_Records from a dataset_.
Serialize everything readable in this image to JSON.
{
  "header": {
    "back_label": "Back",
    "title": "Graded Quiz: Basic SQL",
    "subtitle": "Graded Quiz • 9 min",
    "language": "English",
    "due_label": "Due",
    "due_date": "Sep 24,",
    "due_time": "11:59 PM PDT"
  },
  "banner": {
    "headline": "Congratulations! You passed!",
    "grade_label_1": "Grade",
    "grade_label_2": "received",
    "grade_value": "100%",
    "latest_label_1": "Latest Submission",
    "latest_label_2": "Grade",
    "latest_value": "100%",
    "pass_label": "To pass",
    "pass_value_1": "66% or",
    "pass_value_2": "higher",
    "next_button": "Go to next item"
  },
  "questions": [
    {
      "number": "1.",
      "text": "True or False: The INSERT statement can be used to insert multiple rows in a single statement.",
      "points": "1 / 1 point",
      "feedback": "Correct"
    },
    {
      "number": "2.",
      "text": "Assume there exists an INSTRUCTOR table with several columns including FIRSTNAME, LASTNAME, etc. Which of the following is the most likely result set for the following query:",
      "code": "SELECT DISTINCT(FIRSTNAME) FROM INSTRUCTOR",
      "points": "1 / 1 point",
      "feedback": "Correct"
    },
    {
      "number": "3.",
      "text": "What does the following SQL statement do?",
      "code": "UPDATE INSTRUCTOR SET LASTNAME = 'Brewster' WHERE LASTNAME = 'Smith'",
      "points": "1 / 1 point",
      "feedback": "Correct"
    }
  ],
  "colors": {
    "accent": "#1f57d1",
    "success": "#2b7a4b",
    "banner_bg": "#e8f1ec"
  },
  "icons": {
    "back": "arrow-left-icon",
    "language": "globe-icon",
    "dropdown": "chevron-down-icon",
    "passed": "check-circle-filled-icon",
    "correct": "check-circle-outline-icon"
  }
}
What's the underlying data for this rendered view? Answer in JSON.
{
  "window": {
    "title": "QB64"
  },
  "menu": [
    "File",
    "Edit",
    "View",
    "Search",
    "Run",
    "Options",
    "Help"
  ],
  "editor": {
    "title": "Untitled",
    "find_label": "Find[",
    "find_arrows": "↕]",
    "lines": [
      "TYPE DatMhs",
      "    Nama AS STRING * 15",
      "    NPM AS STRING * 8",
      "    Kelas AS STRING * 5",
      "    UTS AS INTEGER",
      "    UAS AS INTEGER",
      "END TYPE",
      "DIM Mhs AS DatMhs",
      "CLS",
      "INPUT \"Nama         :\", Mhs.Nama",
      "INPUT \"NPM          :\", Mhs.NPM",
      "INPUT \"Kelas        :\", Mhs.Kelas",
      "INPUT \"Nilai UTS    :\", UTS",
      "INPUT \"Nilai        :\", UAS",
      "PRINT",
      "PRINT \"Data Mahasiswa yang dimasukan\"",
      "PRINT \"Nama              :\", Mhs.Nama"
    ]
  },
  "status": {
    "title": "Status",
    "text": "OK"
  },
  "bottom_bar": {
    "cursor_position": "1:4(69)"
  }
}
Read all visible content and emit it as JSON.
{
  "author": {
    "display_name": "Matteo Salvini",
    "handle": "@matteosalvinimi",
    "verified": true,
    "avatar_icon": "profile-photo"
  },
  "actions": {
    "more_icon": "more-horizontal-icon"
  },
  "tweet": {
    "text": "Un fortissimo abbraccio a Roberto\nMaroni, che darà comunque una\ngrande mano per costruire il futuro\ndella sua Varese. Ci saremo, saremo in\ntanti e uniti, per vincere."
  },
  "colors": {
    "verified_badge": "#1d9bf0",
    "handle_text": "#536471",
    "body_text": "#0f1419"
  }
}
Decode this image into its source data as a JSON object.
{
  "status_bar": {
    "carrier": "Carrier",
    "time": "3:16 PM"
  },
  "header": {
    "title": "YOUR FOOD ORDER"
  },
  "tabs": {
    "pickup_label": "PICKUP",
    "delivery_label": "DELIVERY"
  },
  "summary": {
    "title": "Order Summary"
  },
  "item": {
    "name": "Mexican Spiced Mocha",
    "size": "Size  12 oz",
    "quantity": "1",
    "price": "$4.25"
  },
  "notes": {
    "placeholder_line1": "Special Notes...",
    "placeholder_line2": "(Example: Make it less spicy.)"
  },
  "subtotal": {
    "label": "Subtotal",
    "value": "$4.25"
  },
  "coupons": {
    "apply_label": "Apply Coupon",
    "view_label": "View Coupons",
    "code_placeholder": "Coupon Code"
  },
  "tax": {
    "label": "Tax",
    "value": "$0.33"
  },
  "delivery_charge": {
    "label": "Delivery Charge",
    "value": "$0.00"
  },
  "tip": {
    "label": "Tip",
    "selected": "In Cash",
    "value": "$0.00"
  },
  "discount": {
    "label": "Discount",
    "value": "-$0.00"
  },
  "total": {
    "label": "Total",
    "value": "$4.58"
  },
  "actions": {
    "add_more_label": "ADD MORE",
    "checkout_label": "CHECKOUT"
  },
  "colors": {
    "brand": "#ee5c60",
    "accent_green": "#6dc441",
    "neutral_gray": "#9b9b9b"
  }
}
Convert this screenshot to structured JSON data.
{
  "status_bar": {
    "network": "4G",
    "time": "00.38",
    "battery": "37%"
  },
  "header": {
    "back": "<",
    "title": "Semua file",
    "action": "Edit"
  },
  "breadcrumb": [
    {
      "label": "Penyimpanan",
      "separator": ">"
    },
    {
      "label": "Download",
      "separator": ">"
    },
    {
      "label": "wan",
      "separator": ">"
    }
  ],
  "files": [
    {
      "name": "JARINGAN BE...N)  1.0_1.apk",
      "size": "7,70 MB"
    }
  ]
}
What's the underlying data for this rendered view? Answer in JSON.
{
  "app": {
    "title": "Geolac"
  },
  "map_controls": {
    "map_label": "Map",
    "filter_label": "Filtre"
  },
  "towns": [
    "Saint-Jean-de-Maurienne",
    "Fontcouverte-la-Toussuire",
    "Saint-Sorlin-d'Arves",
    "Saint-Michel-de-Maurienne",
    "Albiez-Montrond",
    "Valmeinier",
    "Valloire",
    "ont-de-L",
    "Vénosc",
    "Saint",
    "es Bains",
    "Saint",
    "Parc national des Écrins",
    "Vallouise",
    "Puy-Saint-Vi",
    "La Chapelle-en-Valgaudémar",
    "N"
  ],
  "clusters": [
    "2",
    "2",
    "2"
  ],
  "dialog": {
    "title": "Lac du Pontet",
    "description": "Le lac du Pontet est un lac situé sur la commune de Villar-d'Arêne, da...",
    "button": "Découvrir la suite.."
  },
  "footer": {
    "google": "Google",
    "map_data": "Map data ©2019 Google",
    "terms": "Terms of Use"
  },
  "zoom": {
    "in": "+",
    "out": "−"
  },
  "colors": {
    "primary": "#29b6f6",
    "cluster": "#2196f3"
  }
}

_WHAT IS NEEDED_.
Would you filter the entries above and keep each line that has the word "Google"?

_FINISHED TASK_.
    "google": "Google",
    "map_data": "Map data ©2019 Google",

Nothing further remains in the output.